> [Supplied material]:
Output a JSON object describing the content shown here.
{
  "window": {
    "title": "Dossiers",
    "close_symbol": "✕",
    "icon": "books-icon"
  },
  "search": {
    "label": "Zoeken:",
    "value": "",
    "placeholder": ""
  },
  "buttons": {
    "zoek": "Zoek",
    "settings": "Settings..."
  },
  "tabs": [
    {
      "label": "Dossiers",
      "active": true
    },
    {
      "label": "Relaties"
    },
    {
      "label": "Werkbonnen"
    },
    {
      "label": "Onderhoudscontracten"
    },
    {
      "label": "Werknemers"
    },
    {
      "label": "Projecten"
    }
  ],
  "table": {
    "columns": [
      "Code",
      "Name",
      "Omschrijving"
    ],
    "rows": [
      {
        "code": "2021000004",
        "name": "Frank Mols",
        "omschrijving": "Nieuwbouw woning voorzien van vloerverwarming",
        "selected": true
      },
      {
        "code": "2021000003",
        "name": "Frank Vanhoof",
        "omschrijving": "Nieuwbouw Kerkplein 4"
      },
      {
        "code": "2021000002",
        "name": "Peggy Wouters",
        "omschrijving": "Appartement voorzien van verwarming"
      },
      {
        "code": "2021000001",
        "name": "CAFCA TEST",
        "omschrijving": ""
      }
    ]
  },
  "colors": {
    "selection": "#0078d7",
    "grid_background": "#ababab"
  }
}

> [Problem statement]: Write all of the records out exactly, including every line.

> [Exercise solution]:
Output a JSON object describing the content shown here.
{
  "window": {
    "title": "Dossiers",
    "close_symbol": "✕",
    "icon": "books-icon"
  },
  "search": {
    "label": "Zoeken:",
    "value": "",
    "placeholder": ""
  },
  "buttons": {
    "zoek": "Zoek",
    "settings": "Settings..."
  },
  "tabs": [
    {
      "label": "Dossiers",
      "active": true
    },
    {
      "label": "Relaties"
    },
    {
      "label": "Werkbonnen"
    },
    {
      "label": "Onderhoudscontracten"
    },
    {
      "label": "Werknemers"
    },
    {
      "label": "Projecten"
    }
  ],
  "table": {
    "columns": [
      "Code",
      "Name",
      "Omschrijving"
    ],
    "rows": [
      {
        "code": "2021000004",
        "name": "Frank Mols",
        "omschrijving": "Nieuwbouw woning voorzien van vloerverwarming",
        "selected": true
      },
      {
        "code": "2021000003",
        "name": "Frank Vanhoof",
        "omschrijving": "Nieuwbouw Kerkplein 4"
      },
      {
        "code": "2021000002",
        "name": "Peggy Wouters",
        "omschrijving": "Appartement voorzien van verwarming"
      },
      {
        "code": "2021000001",
        "name": "CAFCA TEST",
        "omschrijving": ""
      }
    ]
  },
  "colors": {
    "selection": "#0078d7",
    "grid_background": "#ababab"
  }
}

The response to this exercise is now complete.